and simply kept to having five names on each songwriting credit. Once you put what you actually
think out there, instead of boilerplate pop lyrics that can either be construed as “mindless fun” or “biting satire of ‘mindless fun’”, you’re putting yourself out there. And that’s dangerous. Lily Allen takes the challenge, and, as it always is, potential lyrical complaints are all around, especially for nitpickers who don’t like their pop artists outspoken: the materialist satire of “The Fear” is too easy, “Not Fair” is whiny, “Him” is strikingly naive; all flawed in the same way she and everyone else is. And, though these critics may have a point, the fact is that Lily Allen is daringly frank (especially in this day and age), and even if you don’t like the words (which, if you give them more than the skeptical skim, you should), she’s got the tunes to back them up.
Armed with all the money the rogue music pirates who forced her to quote-unquote quit music didn’t manage to steal from her, Allen recruits Greg Kurstin of The Bird and the Bee to dress up her songs in a shiny, immaculate electro-pop sheen that complements her songs perhaps even better than Alright, Still
’s ska-inflected production. Fantastic first single “The Fear” is a perfect example of this new direction--the song’s bubbly synths and retro beats perfectly externalize the sort of materialist fantasy the narrator desires to live in (inspirational opening line: “I want to be rich and I want lots of money.”) The song’s lyrics have Allen, through satire, demonstrating how not to live, but also making this delusional lifestyle a tantalizing thing to experience. Just like all great pop singles, “The Fear” is catchy and likable enough without the lyrics, but has a further layer of intrigue with them.
In that sense, It’s Not Me, It’s You
is essentially “The Fear” times twelve. Musically, these songs are impeccable pop gold--all twelve of them. And underneath their immaculately-crafted melodies and progressions is pure Lily
. Though dressed up in an exquisite get-up, the songs here allow her personality to shine through in full--whether it be the “bitchy” side you probably already knew about (“It’s Not Fair,” “Never Gonna Happen”) or the sensitive side you wished you had heard about earlier (“Who’d Have Known,” “Chinese”). Lily is smart but not too smart to be pinned down as “satirizing” something; scrutinize her and you’ll see she makes slip-ups, but they’re all in good heart. Opener (anti-)drug song “Everyone’s At It” may seem oversimplified, but she’s just trying to protect the kids; “*** You”, to whomever it is
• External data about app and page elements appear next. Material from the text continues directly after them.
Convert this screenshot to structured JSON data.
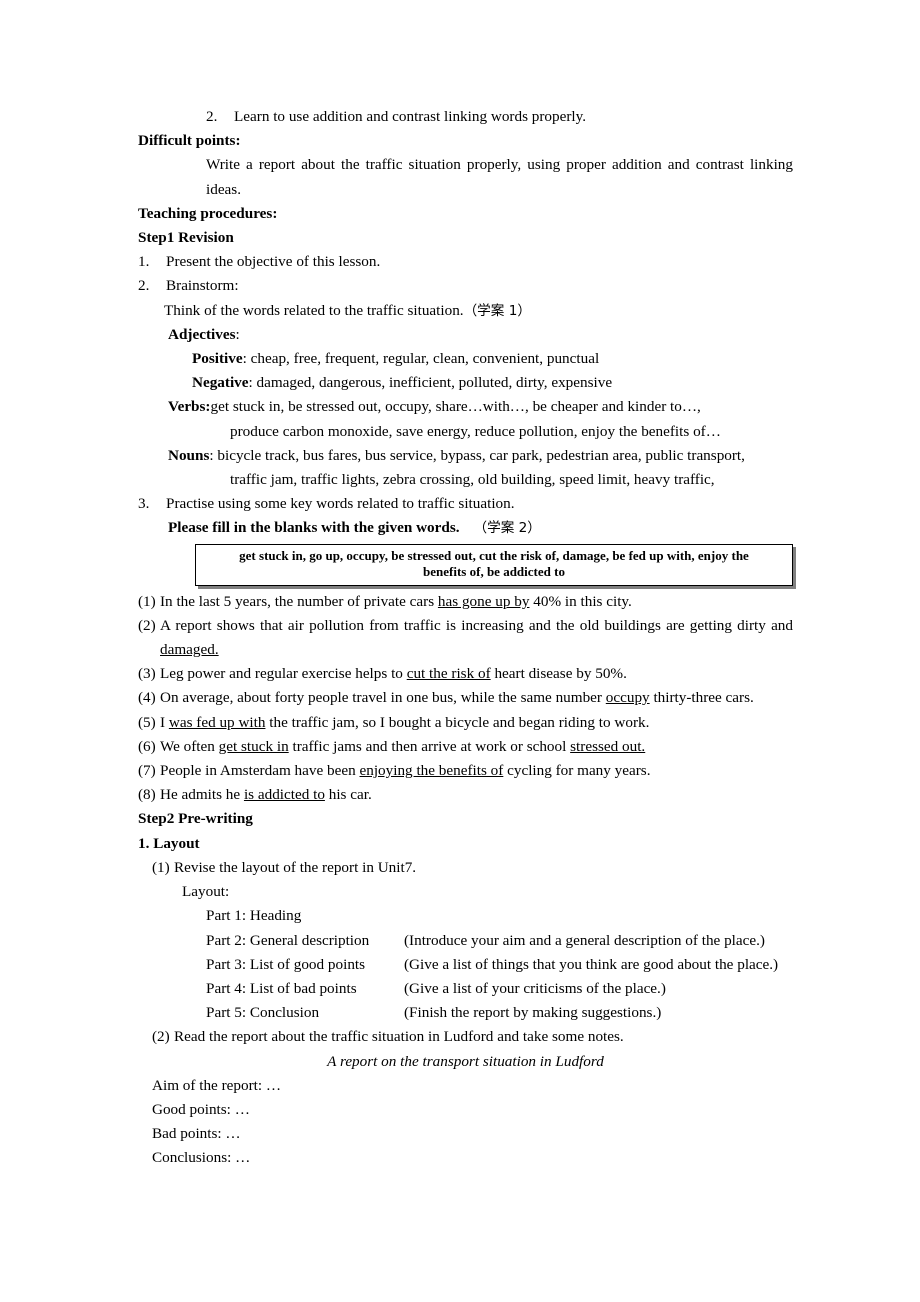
{
  "document": {
    "objective_item_2": {
      "number": "2.",
      "text": "Learn to use addition and contrast linking words properly."
    },
    "difficult_points": {
      "heading": "Difficult points:",
      "body": "Write a report about the traffic situation properly, using proper addition and contrast linking ideas."
    },
    "teaching_procedures_heading": "Teaching procedures:",
    "step1": {
      "heading": "Step1 Revision",
      "item1": {
        "number": "1.",
        "text": "Present the objective of this lesson."
      },
      "item2": {
        "number": "2.",
        "text": "Brainstorm:",
        "sub_line": "Think of the words related to the traffic situation.",
        "sub_line_cjk": "（学案 1）",
        "adjectives_label": "Adjectives",
        "adjectives_colon": ":",
        "positive_label": "Positive",
        "positive_value": ": cheap, free, frequent, regular, clean, convenient, punctual",
        "negative_label": "Negative",
        "negative_value": ": damaged, dangerous, inefficient, polluted, dirty, expensive",
        "verbs_label": "Verbs:",
        "verbs_value_line1": "get stuck in, be stressed out, occupy, share…with…, be cheaper and kinder to…,",
        "verbs_value_line2": "produce carbon monoxide, save energy, reduce pollution, enjoy the benefits of…",
        "nouns_label": "Nouns",
        "nouns_value_line1": ": bicycle track, bus fares, bus service, bypass, car park, pedestrian area, public transport,",
        "nouns_value_line2": "traffic jam, traffic lights, zebra crossing, old building, speed limit, heavy traffic,"
      },
      "item3": {
        "number": "3.",
        "text": "Practise using some key words related to traffic situation.",
        "instruction": "Please fill in the blanks with the given words.",
        "instruction_cjk": "（学案 2）"
      },
      "word_bank": {
        "line1": "get stuck in, go up, occupy, be stressed out, cut the risk of, damage, be fed up with,    enjoy the",
        "line2": "benefits of, be addicted to"
      },
      "exercises": [
        {
          "number": "(1)",
          "pre": "In the last 5 years, the number of private cars ",
          "blank": "has gone up by",
          "post": " 40% in this city."
        },
        {
          "number": "(2)",
          "pre": "A report shows that air pollution from traffic is increasing and the old buildings are getting dirty and ",
          "blank": "damaged.",
          "post": ""
        },
        {
          "number": "(3)",
          "pre": "Leg power and regular exercise helps to ",
          "blank": "cut the risk of",
          "post": " heart disease by 50%."
        },
        {
          "number": "(4)",
          "pre": "On average, about forty people travel in one bus, while the same number ",
          "blank": "occupy",
          "post": " thirty-three cars."
        },
        {
          "number": "(5)",
          "pre": "I ",
          "blank": "was fed up with",
          "post": " the traffic jam, so I bought a bicycle and began riding to work."
        },
        {
          "number": "(6)",
          "pre": "We often ",
          "blank": "get stuck in",
          "post": " traffic jams and then arrive at work or school ",
          "blank2": "stressed out."
        },
        {
          "number": "(7)",
          "pre": "People in Amsterdam have been ",
          "blank": "enjoying the benefits of",
          "post": " cycling for many years."
        },
        {
          "number": "(8)",
          "pre": "He admits he ",
          "blank": "is addicted to",
          "post": " his car."
        }
      ]
    },
    "step2": {
      "heading": "Step2 Pre-writing",
      "section1_heading": "1. Layout",
      "item1": {
        "number": "(1)",
        "text": "Revise the layout of the report in Unit7."
      },
      "layout_label": "Layout:",
      "parts": [
        {
          "name": "Part 1: Heading",
          "desc": ""
        },
        {
          "name": "Part 2: General description",
          "desc": "(Introduce your aim and a general description of the place.)"
        },
        {
          "name": "Part 3: List of good points",
          "desc": "(Give a list of things that you think are good about the place.)"
        },
        {
          "name": "Part 4: List of bad points",
          "desc": "(Give a list of your criticisms of the place.)"
        },
        {
          "name": "Part 5: Conclusion",
          "desc": "(Finish the report by making suggestions.)"
        }
      ],
      "item2": {
        "number": "(2)",
        "text": "Read the report about the traffic situation in Ludford and take some notes."
      },
      "report_title": "A report on the transport situation in Ludford",
      "notes": [
        "Aim of the report: …",
        "Good points: …",
        "Bad points: …",
        "Conclusions: …"
      ]
    }
  }
}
directed (George W. Bush seems like a good guess, though the British National Party is another possibility), is, though vicious, just Lily frankly stating her political mind, but in a way so cleverly universal it could be construed as another Boyfriend Hate song--both of these are examples of what Lily does best: baring her human soul via super-human songcrafting.
By chance, the catchiest of a dozen super-catchy songs is indeed a Boyfriend Hate song: a cleverly seething one called “Never Gonna Happen”. Production-wise, the song is somewhat of an anomaly, a sort of throwback to Alright, Still
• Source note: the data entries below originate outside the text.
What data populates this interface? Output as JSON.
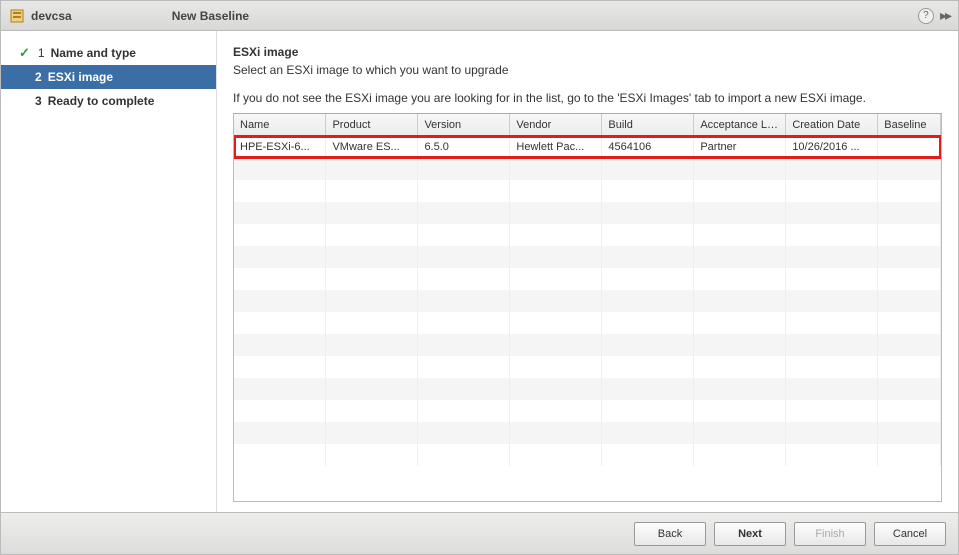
{
  "title": {
    "host": "devcsa",
    "dialog": "New Baseline"
  },
  "steps": [
    {
      "num": "1",
      "label": "Name and type",
      "state": "completed"
    },
    {
      "num": "2",
      "label": "ESXi image",
      "state": "active"
    },
    {
      "num": "3",
      "label": "Ready to complete",
      "state": "pending"
    }
  ],
  "main": {
    "heading": "ESXi image",
    "subtext": "Select an ESXi image to which you want to upgrade",
    "info": "If you do not see the ESXi image you are looking for in the list, go to the 'ESXi Images' tab to import a new ESXi image."
  },
  "table": {
    "headers": [
      "Name",
      "Product",
      "Version",
      "Vendor",
      "Build",
      "Acceptance Le...",
      "Creation Date",
      "Baseline"
    ],
    "row": {
      "name": "HPE-ESXi-6...",
      "product": "VMware ES...",
      "version": "6.5.0",
      "vendor": "Hewlett Pac...",
      "build": "4564106",
      "acceptance": "Partner",
      "date": "10/26/2016 ...",
      "baseline": ""
    }
  },
  "buttons": {
    "back": "Back",
    "next": "Next",
    "finish": "Finish",
    "cancel": "Cancel"
  }
}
that swaggers along not on synths or drumbeats but, of all things, an accordion. Still, instead of feeling out of place, the song gets by on pure charm and humor, as well as seemingly infinite replay value. Another musical anomaly, the country-inflected “Not Fair”, is simply hilarious; a slightly malicious criticism of a boyfriend who just can’t seem to please Lily in bed--even though he’s a nice guy and all.
However, these spiteful diss tracks--as good as they both are--are not the ones that play to her strengths the most. That would be tracks like “Who’d Have Known”--ones that show that, sometimes, she can approach the subjects she knows best (young love, in this case) with just the right amount of brevity and restraint. “Who’d Have Known” carefully tells a story of unsure love, from filling up conversations with talk about the weather, to unexpected kisses, to offhandedly being referred to as “baby”--plus, it has one of those
choruses (legally sampled from Take That or not); the one that instantly gets added into the “classic melody” vault once you hear it. And this brings us back to where we were with “The Fear”. When each song is no-questions-asked catchy, you know you’ve got an honest pop album on your hands. When the one that manages to peek above the rest is not the ones made out of spite or the “satires” but the ones where you secretly hope it turns out to be True Love, you know you’ve got an honest lyrical one. With It’s Not Me, It’s You
, Lily Allen has managed to make both.